WHAT THE TASK ASKS — Print the entries exactly as they appear, and omit any images.

RECORDS FOR THE TASK —
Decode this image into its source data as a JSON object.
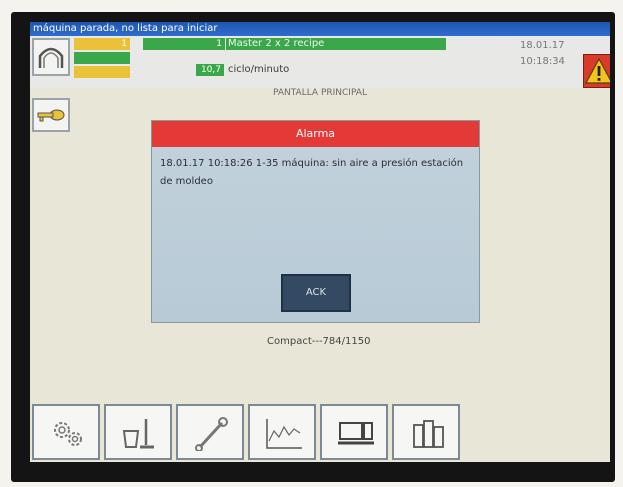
{
  "header": {
    "status_text": "máquina parada, no lista para iniciar",
    "counter_1": "1",
    "counter_2": "1",
    "recipe": "Master 2 x 2 recipe",
    "rate_value": "10,7",
    "rate_unit": "ciclo/minuto",
    "date": "18.01.17",
    "time": "10:18:34",
    "screen_title": "PANTALLA PRINCIPAL"
  },
  "dialog": {
    "title": "Alarma",
    "message": "18.01.17 10:18:26 1-35 máquina: sin aire a presión estación de moldeo",
    "ack_label": "ACK"
  },
  "footer": {
    "product": "Compact---784/1150"
  },
  "toolbar_icons": [
    "gears-icon",
    "cleaning-bucket-icon",
    "wrench-icon",
    "trend-chart-icon",
    "machine-monitor-icon",
    "documents-icon"
  ],
  "colors": {
    "titlebar": "#1e57b0",
    "alarm_red": "#e33a38",
    "status_green": "#3aa84a",
    "status_yellow": "#e9c23a"
  }
}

SOLUTION —
Decode this image into its source data as a JSON object.
{
  "header": {
    "status_text": "máquina parada, no lista para iniciar",
    "counter_1": "1",
    "counter_2": "1",
    "recipe": "Master 2 x 2 recipe",
    "rate_value": "10,7",
    "rate_unit": "ciclo/minuto",
    "date": "18.01.17",
    "time": "10:18:34",
    "screen_title": "PANTALLA PRINCIPAL"
  },
  "dialog": {
    "title": "Alarma",
    "message": "18.01.17 10:18:26 1-35 máquina: sin aire a presión estación de moldeo",
    "ack_label": "ACK"
  },
  "footer": {
    "product": "Compact---784/1150"
  },
  "toolbar_icons": [
    "gears-icon",
    "cleaning-bucket-icon",
    "wrench-icon",
    "trend-chart-icon",
    "machine-monitor-icon",
    "documents-icon"
  ],
  "colors": {
    "titlebar": "#1e57b0",
    "alarm_red": "#e33a38",
    "status_green": "#3aa84a",
    "status_yellow": "#e9c23a"
  }
}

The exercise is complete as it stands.